  • In cell O13, given the predictor values, is the estimated house price using the regression equation, using this formula: = $ L $ 8 + SUMPRODUCT ( L 9 : L 12 , O 9 : O 12 ) .

  • The scroll bar is linked to cell O9, the number of square feet.

To produce a two-way data table showing how house prices vary as the number of bedrooms and bathrooms vary, follow these steps:

  1. As shown, in cells K17:L19 and in cells M15:Q16, put the rows and columns labels.

  2. In cell I16, put the formula =O13.

  3. Highlight I16:Q19.

  4. From the top menu, click on Data/What-If Analysis, click on data table.

  5. Row Cell input O11 and Column Cell input O10.

  6. Click OK.

Moving the scroll bar will change the number of square feet, cell O9 and corresponding, the values in the two-way data table will change.

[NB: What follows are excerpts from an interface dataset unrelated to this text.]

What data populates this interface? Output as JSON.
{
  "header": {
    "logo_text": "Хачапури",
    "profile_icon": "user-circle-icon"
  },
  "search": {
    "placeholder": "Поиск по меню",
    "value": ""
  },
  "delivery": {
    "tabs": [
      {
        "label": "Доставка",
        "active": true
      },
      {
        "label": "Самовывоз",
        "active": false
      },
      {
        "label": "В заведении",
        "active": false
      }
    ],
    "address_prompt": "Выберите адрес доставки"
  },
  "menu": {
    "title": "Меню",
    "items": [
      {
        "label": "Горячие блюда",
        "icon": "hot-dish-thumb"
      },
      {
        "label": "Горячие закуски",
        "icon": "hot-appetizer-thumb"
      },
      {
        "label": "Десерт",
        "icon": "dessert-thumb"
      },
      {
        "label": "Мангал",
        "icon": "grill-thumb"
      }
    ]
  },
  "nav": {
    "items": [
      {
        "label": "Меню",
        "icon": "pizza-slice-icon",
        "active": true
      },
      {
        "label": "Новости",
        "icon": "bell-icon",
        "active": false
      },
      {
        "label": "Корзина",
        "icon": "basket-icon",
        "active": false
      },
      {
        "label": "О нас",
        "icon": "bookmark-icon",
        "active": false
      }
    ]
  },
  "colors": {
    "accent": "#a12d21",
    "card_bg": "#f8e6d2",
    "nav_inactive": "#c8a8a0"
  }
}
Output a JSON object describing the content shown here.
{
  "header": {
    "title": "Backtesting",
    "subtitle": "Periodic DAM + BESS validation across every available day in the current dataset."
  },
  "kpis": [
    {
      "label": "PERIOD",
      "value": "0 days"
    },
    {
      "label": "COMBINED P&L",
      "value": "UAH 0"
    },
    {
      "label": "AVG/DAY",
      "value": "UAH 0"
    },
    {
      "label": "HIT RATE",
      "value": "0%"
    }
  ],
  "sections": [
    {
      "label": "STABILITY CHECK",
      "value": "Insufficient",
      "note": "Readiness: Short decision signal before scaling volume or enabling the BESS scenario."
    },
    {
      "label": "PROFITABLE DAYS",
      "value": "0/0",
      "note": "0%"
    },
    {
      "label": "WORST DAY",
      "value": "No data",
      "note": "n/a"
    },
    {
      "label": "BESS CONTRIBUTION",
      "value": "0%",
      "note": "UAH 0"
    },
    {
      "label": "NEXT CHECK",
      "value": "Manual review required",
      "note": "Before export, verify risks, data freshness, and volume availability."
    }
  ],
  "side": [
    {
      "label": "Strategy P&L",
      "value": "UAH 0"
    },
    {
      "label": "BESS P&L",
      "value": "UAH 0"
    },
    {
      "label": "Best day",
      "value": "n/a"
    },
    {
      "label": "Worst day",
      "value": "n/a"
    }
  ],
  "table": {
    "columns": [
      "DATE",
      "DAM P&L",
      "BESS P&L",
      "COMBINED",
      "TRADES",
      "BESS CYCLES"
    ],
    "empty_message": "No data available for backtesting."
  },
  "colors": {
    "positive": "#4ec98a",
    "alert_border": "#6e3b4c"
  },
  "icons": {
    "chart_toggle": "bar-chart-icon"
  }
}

The bar chart graph will change as well since it is linked to the values in the two-way data table.

Simulation

Breakeven Analysis Example

The formulas to generate the breakeven analysis example simulation are shown in Fig. A5. In Column B, the formula is repeated for each period and calculates a possible number of units sold for a normal distribution with a mean of 1,200 and standard deviation of 200. The formulas in columns C, D, and E calculate the revenue, costs, and profit for that period given the number of units sold generated in column C. The average is calculated in cell G10, and in cell G19 the number of losses is calculated.

Fig. A5. 
The Formulas for the Breakeven Analysis Simulation.

Fig. A5.

The Formulas for the Breakeven Analysis Simulation.